So, if dropping the middle pickup in an existing Strat is all that you're excluding, then what does that leave you with? Just the neck and bridge units from any given set.
If having position 2 of the pickup selector (3-way) means you want hum canceling, only then might it complicate things a little. I've got too many 2 pickup guitars that either didn't offer this, or the two pickups that I chose by different vendors didn't allow for it, so I'm just not concerned with it.
Anyway, that's my advice, FWIW. I actually do rewire my Strats as illustrated above.
RWRP means reverse coil wire wind and reverse top magnetic polarity. Just reversing the leads of two similar pickups won't make them RWRP.
And where exactly did I say that? I see you've highlighted my post red. I wasn't referring to flipping the wires, as I never said that. I said reverse the wind. As in "when you manufacture the pickup wind it the opposite of the other (reverse the wind)
I well remember "the old days" and my Strats are still like that.
I'm not confused about what they are or what they do. just by your original statement which makes no sense at all.
as only the middle pickup of a set of three Strat pickups is RWRP.
"So I'd find two Strat pickups that are RWRP"
Yes yes. I see where I lost you now. My wording wasn't clear. What I meant while trying to type on my phone was "find two strat pickups that are RWRP" from each other.
And that would have made sense. I still wouldn't bother though.
A big +1 on this friendly and wise advice!!
Middle and either of the others. That way if it is RWRP, you’re covered.
And I would. A perfectly fine difference of opinion.
They are not all the same. You will need the middle for sure for hum cancelling. the bridge will have shorter leads and wound a bit hotter. I made a Duo Sonic with balanced output and RWRP and did not care for the tonal pallet.
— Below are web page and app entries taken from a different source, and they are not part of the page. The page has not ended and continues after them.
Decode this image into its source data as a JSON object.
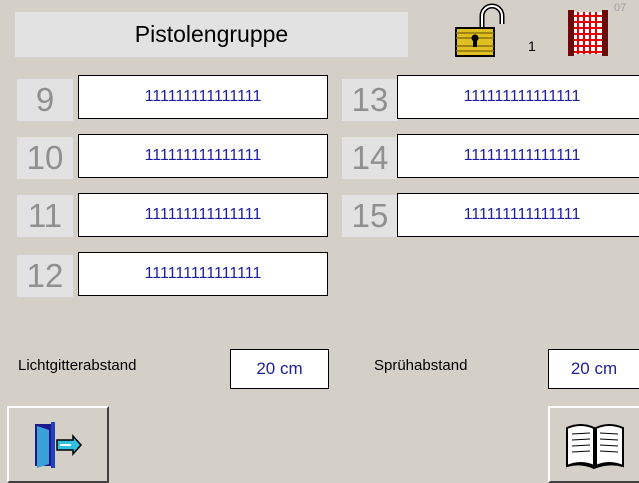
{
  "header": {
    "title": "Pistolengruppe",
    "lock_count": "1",
    "corner_text": "07",
    "lock_icon": "padlock-open-icon",
    "curtain_icon": "light-curtain-icon"
  },
  "guns": [
    {
      "number": "9",
      "value": "111111111111111"
    },
    {
      "number": "10",
      "value": "111111111111111"
    },
    {
      "number": "11",
      "value": "111111111111111"
    },
    {
      "number": "12",
      "value": "111111111111111"
    },
    {
      "number": "13",
      "value": "111111111111111"
    },
    {
      "number": "14",
      "value": "111111111111111"
    },
    {
      "number": "15",
      "value": "111111111111111"
    }
  ],
  "settings": {
    "light_grid_label": "Lichtgitterabstand",
    "light_grid_value": "20 cm",
    "spray_label": "Sprühabstand",
    "spray_value": "20 cm"
  },
  "footer": {
    "exit_icon": "exit-door-icon",
    "book_icon": "open-book-icon"
  },
  "colors": {
    "background": "#d4d0c8",
    "value_text": "#1e1ea0",
    "number_text": "#909090"
  }
}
The guy that bought it loved it. He is mostly a rhythm player, if you want to cut through the mix with leads I would suggest the bridge and middle....you must choose, Obi Wan...have fun
What set are you looking at Dan? You could probably use whichever pickup you want in any position. It can’t be wrong if that is how you decide to set it up for you application.
You didn't mention polarity, which is a necessary half of the RWRP equation.
Reverse the leads in a Strat pickup reverses the wind - it's one in the same.
However, just reversing the leads won't make any single coil RWRP. You also need to flip the top magnetic polarity in order achieve an RWRP mode for one of two pickups.
By themselves, wind direction and magnetic polarity for a single pickup guitar (i.e. - Esquire) have nothing to do with tone. Introducing another coil changes everything.
I would choose the neck and middle pickup, or have the bridge and middle pickup next to each other in the bridge area(middle on a on/off toggle) and neck pickup in the neck position using a 3-way switch.
I would look at what sort of sounds you want, or else state what Strat set you are choosing from.
Do you want a classic stratty sound?
Or a good bridge & neck sound from Strat shaped pickups?
Bridge for Rock leads?
Country Tele bridge sound?